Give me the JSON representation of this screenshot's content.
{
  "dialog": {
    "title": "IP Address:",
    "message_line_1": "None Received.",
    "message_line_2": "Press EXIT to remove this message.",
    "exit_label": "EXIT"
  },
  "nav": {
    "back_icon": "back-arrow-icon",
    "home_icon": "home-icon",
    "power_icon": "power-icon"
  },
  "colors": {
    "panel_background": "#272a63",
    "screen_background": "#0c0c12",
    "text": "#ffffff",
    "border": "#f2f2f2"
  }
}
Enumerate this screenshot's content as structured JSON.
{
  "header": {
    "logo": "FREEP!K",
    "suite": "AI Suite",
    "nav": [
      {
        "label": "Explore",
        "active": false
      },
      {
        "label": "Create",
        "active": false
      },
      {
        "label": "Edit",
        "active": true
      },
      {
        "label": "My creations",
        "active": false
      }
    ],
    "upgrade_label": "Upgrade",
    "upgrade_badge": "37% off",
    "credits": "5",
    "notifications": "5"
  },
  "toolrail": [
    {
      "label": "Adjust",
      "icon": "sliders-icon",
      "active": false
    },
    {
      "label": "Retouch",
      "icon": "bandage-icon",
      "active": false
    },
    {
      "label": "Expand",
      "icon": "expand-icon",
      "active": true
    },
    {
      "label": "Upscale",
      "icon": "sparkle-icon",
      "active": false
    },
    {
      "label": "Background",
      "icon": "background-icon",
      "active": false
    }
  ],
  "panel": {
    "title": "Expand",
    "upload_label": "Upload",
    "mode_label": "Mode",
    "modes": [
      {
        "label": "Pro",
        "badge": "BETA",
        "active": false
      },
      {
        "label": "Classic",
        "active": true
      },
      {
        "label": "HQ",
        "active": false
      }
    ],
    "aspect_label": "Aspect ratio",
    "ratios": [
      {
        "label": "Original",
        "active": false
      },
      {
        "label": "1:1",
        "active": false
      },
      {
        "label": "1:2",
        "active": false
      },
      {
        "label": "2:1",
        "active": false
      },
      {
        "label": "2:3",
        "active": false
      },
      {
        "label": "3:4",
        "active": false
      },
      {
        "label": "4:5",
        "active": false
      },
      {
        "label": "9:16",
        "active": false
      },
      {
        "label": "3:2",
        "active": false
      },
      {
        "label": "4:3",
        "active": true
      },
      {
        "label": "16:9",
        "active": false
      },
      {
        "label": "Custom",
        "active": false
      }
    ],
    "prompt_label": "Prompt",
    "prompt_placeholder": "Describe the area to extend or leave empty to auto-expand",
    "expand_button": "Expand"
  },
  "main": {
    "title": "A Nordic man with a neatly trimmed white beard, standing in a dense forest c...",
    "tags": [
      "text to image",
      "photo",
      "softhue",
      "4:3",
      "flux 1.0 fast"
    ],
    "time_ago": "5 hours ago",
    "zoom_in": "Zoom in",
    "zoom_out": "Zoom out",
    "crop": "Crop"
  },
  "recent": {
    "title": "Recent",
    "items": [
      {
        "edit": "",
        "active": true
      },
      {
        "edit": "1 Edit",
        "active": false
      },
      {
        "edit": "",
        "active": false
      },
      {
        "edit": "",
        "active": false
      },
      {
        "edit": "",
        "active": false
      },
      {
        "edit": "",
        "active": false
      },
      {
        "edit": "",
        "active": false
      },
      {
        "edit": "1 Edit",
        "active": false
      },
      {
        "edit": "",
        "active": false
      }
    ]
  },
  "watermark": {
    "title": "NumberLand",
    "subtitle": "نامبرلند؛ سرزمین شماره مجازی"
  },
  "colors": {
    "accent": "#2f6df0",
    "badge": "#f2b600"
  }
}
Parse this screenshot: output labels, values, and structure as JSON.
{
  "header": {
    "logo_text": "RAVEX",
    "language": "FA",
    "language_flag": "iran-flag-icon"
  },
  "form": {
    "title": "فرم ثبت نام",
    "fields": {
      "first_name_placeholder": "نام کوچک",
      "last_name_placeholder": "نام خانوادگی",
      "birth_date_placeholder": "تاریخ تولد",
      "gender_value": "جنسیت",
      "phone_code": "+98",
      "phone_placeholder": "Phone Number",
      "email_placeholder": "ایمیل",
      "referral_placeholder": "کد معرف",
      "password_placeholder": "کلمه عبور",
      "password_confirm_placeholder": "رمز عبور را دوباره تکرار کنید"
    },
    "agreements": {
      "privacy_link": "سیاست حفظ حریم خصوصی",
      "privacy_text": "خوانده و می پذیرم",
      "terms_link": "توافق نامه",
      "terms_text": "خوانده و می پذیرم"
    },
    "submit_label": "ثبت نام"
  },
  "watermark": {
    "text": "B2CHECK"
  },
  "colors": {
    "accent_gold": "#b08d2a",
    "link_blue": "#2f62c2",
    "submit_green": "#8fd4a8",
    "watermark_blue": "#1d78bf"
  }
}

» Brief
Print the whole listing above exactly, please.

» The completed task
Give me the JSON representation of this screenshot's content.
{
  "dialog": {
    "title": "IP Address:",
    "message_line_1": "None Received.",
    "message_line_2": "Press EXIT to remove this message.",
    "exit_label": "EXIT"
  },
  "nav": {
    "back_icon": "back-arrow-icon",
    "home_icon": "home-icon",
    "power_icon": "power-icon"
  },
  "colors": {
    "panel_background": "#272a63",
    "screen_background": "#0c0c12",
    "text": "#ffffff",
    "border": "#f2f2f2"
  }
}
Enumerate this screenshot's content as structured JSON.
{
  "header": {
    "logo": "FREEP!K",
    "suite": "AI Suite",
    "nav": [
      {
        "label": "Explore",
        "active": false
      },
      {
        "label": "Create",
        "active": false
      },
      {
        "label": "Edit",
        "active": true
      },
      {
        "label": "My creations",
        "active": false
      }
    ],
    "upgrade_label": "Upgrade",
    "upgrade_badge": "37% off",
    "credits": "5",
    "notifications": "5"
  },
  "toolrail": [
    {
      "label": "Adjust",
      "icon": "sliders-icon",
      "active": false
    },
    {
      "label": "Retouch",
      "icon": "bandage-icon",
      "active": false
    },
    {
      "label": "Expand",
      "icon": "expand-icon",
      "active": true
    },
    {
      "label": "Upscale",
      "icon": "sparkle-icon",
      "active": false
    },
    {
      "label": "Background",
      "icon": "background-icon",
      "active": false
    }
  ],
  "panel": {
    "title": "Expand",
    "upload_label": "Upload",
    "mode_label": "Mode",
    "modes": [
      {
        "label": "Pro",
        "badge": "BETA",
        "active": false
      },
      {
        "label": "Classic",
        "active": true
      },
      {
        "label": "HQ",
        "active": false
      }
    ],
    "aspect_label": "Aspect ratio",
    "ratios": [
      {
        "label": "Original",
        "active": false
      },
      {
        "label": "1:1",
        "active": false
      },
      {
        "label": "1:2",
        "active": false
      },
      {
        "label": "2:1",
        "active": false
      },
      {
        "label": "2:3",
        "active": false
      },
      {
        "label": "3:4",
        "active": false
      },
      {
        "label": "4:5",
        "active": false
      },
      {
        "label": "9:16",
        "active": false
      },
      {
        "label": "3:2",
        "active": false
      },
      {
        "label": "4:3",
        "active": true
      },
      {
        "label": "16:9",
        "active": false
      },
      {
        "label": "Custom",
        "active": false
      }
    ],
    "prompt_label": "Prompt",
    "prompt_placeholder": "Describe the area to extend or leave empty to auto-expand",
    "expand_button": "Expand"
  },
  "main": {
    "title": "A Nordic man with a neatly trimmed white beard, standing in a dense forest c...",
    "tags": [
      "text to image",
      "photo",
      "softhue",
      "4:3",
      "flux 1.0 fast"
    ],
    "time_ago": "5 hours ago",
    "zoom_in": "Zoom in",
    "zoom_out": "Zoom out",
    "crop": "Crop"
  },
  "recent": {
    "title": "Recent",
    "items": [
      {
        "edit": "",
        "active": true
      },
      {
        "edit": "1 Edit",
        "active": false
      },
      {
        "edit": "",
        "active": false
      },
      {
        "edit": "",
        "active": false
      },
      {
        "edit": "",
        "active": false
      },
      {
        "edit": "",
        "active": false
      },
      {
        "edit": "",
        "active": false
      },
      {
        "edit": "1 Edit",
        "active": false
      },
      {
        "edit": "",
        "active": false
      }
    ]
  },
  "watermark": {
    "title": "NumberLand",
    "subtitle": "نامبرلند؛ سرزمین شماره مجازی"
  },
  "colors": {
    "accent": "#2f6df0",
    "badge": "#f2b600"
  }
}
Parse this screenshot: output labels, values, and structure as JSON.
{
  "header": {
    "logo_text": "RAVEX",
    "language": "FA",
    "language_flag": "iran-flag-icon"
  },
  "form": {
    "title": "فرم ثبت نام",
    "fields": {
      "first_name_placeholder": "نام کوچک",
      "last_name_placeholder": "نام خانوادگی",
      "birth_date_placeholder": "تاریخ تولد",
      "gender_value": "جنسیت",
      "phone_code": "+98",
      "phone_placeholder": "Phone Number",
      "email_placeholder": "ایمیل",
      "referral_placeholder": "کد معرف",
      "password_placeholder": "کلمه عبور",
      "password_confirm_placeholder": "رمز عبور را دوباره تکرار کنید"
    },
    "agreements": {
      "privacy_link": "سیاست حفظ حریم خصوصی",
      "privacy_text": "خوانده و می پذیرم",
      "terms_link": "توافق نامه",
      "terms_text": "خوانده و می پذیرم"
    },
    "submit_label": "ثبت نام"
  },
  "watermark": {
    "text": "B2CHECK"
  },
  "colors": {
    "accent_gold": "#b08d2a",
    "link_blue": "#2f62c2",
    "submit_green": "#8fd4a8",
    "watermark_blue": "#1d78bf"
  }
}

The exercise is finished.